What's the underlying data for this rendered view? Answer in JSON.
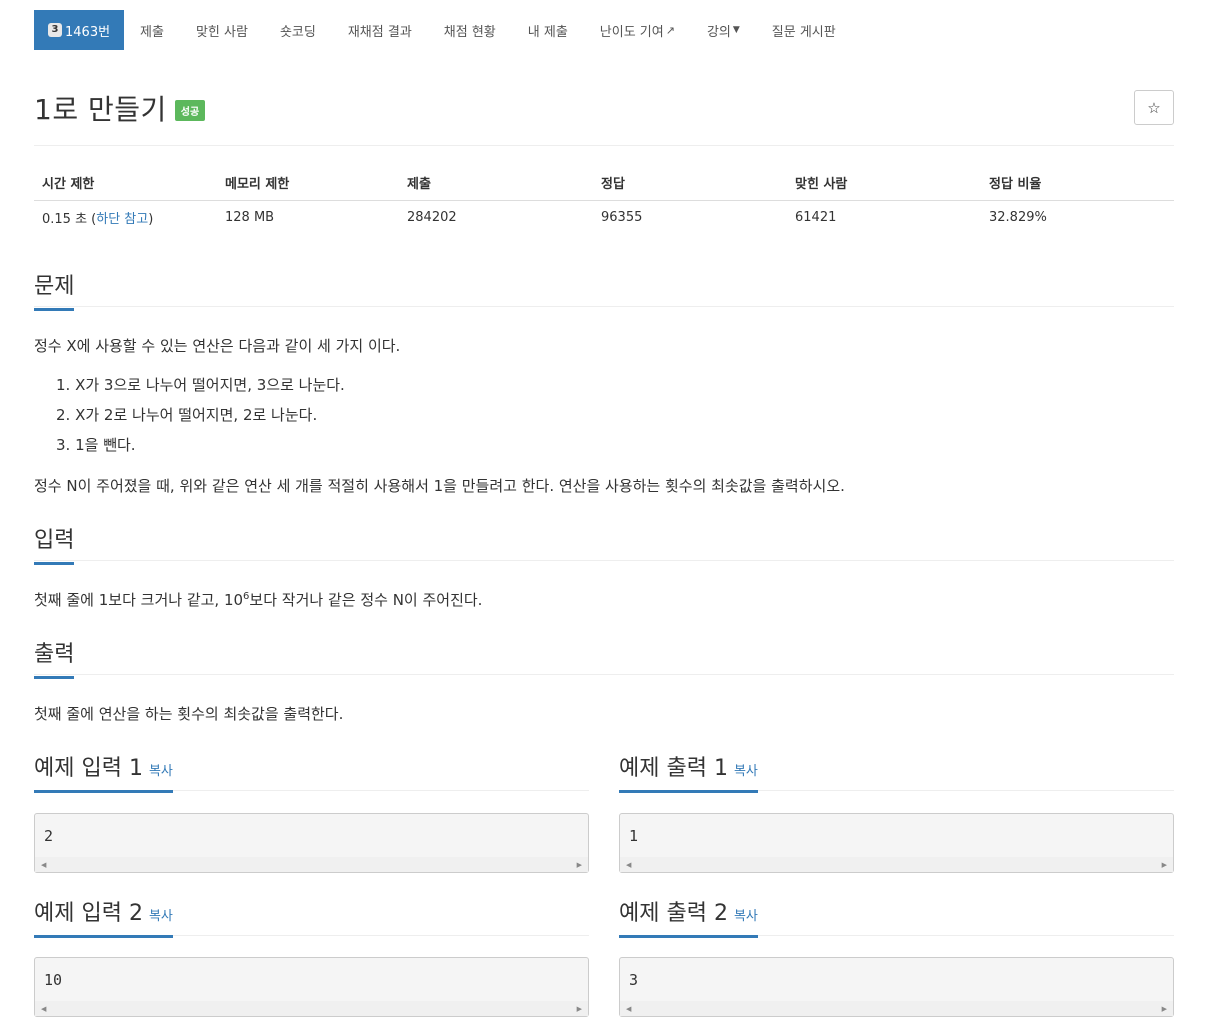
{
  "nav": {
    "problem_id": "1463번",
    "tier": "3",
    "items": [
      {
        "label": "제출"
      },
      {
        "label": "맞힌 사람"
      },
      {
        "label": "숏코딩"
      },
      {
        "label": "재채점 결과"
      },
      {
        "label": "채점 현황"
      },
      {
        "label": "내 제출"
      },
      {
        "label": "난이도 기여",
        "icon": "external-link-icon"
      },
      {
        "label": "강의",
        "icon": "caret-down-icon"
      },
      {
        "label": "질문 게시판"
      }
    ]
  },
  "problem": {
    "title": "1로 만들기",
    "result": "성공",
    "star_icon": "☆"
  },
  "info_table": {
    "headers": [
      "시간 제한",
      "메모리 제한",
      "제출",
      "정답",
      "맞힌 사람",
      "정답 비율"
    ],
    "time_limit": "0.15 초 (",
    "time_limit_link": "하단 참고",
    "time_limit_close": ")",
    "memory_limit": "128 MB",
    "submissions": "284202",
    "accepted": "96355",
    "solvers": "61421",
    "ratio": "32.829%"
  },
  "description": {
    "heading": "문제",
    "intro": "정수 X에 사용할 수 있는 연산은 다음과 같이 세 가지 이다.",
    "operations": [
      "1. X가 3으로 나누어 떨어지면, 3으로 나눈다.",
      "2. X가 2로 나누어 떨어지면, 2로 나눈다.",
      "3. 1을 뺀다."
    ],
    "task": "정수 N이 주어졌을 때, 위와 같은 연산 세 개를 적절히 사용해서 1을 만들려고 한다. 연산을 사용하는 횟수의 최솟값을 출력하시오."
  },
  "input": {
    "heading": "입력",
    "text_before": "첫째 줄에 1보다 크거나 같고, 10",
    "sup": "6",
    "text_after": "보다 작거나 같은 정수 N이 주어진다."
  },
  "output": {
    "heading": "출력",
    "text": "첫째 줄에 연산을 하는 횟수의 최솟값을 출력한다."
  },
  "samples": {
    "copy_label": "복사",
    "input1_title": "예제 입력 1",
    "input1_value": "2",
    "output1_title": "예제 출력 1",
    "output1_value": "1",
    "input2_title": "예제 입력 2",
    "input2_value": "10",
    "output2_title": "예제 출력 2",
    "output2_value": "3"
  }
}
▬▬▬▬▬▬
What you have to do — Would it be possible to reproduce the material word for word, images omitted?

Written reply —
What's the underlying data for this rendered view? Answer in JSON.
{
  "nav": {
    "problem_id": "1463번",
    "tier": "3",
    "items": [
      {
        "label": "제출"
      },
      {
        "label": "맞힌 사람"
      },
      {
        "label": "숏코딩"
      },
      {
        "label": "재채점 결과"
      },
      {
        "label": "채점 현황"
      },
      {
        "label": "내 제출"
      },
      {
        "label": "난이도 기여",
        "icon": "external-link-icon"
      },
      {
        "label": "강의",
        "icon": "caret-down-icon"
      },
      {
        "label": "질문 게시판"
      }
    ]
  },
  "problem": {
    "title": "1로 만들기",
    "result": "성공",
    "star_icon": "☆"
  },
  "info_table": {
    "headers": [
      "시간 제한",
      "메모리 제한",
      "제출",
      "정답",
      "맞힌 사람",
      "정답 비율"
    ],
    "time_limit": "0.15 초 (",
    "time_limit_link": "하단 참고",
    "time_limit_close": ")",
    "memory_limit": "128 MB",
    "submissions": "284202",
    "accepted": "96355",
    "solvers": "61421",
    "ratio": "32.829%"
  },
  "description": {
    "heading": "문제",
    "intro": "정수 X에 사용할 수 있는 연산은 다음과 같이 세 가지 이다.",
    "operations": [
      "1. X가 3으로 나누어 떨어지면, 3으로 나눈다.",
      "2. X가 2로 나누어 떨어지면, 2로 나눈다.",
      "3. 1을 뺀다."
    ],
    "task": "정수 N이 주어졌을 때, 위와 같은 연산 세 개를 적절히 사용해서 1을 만들려고 한다. 연산을 사용하는 횟수의 최솟값을 출력하시오."
  },
  "input": {
    "heading": "입력",
    "text_before": "첫째 줄에 1보다 크거나 같고, 10",
    "sup": "6",
    "text_after": "보다 작거나 같은 정수 N이 주어진다."
  },
  "output": {
    "heading": "출력",
    "text": "첫째 줄에 연산을 하는 횟수의 최솟값을 출력한다."
  },
  "samples": {
    "copy_label": "복사",
    "input1_title": "예제 입력 1",
    "input1_value": "2",
    "output1_title": "예제 출력 1",
    "output1_value": "1",
    "input2_title": "예제 입력 2",
    "input2_value": "10",
    "output2_title": "예제 출력 2",
    "output2_value": "3"
  }
}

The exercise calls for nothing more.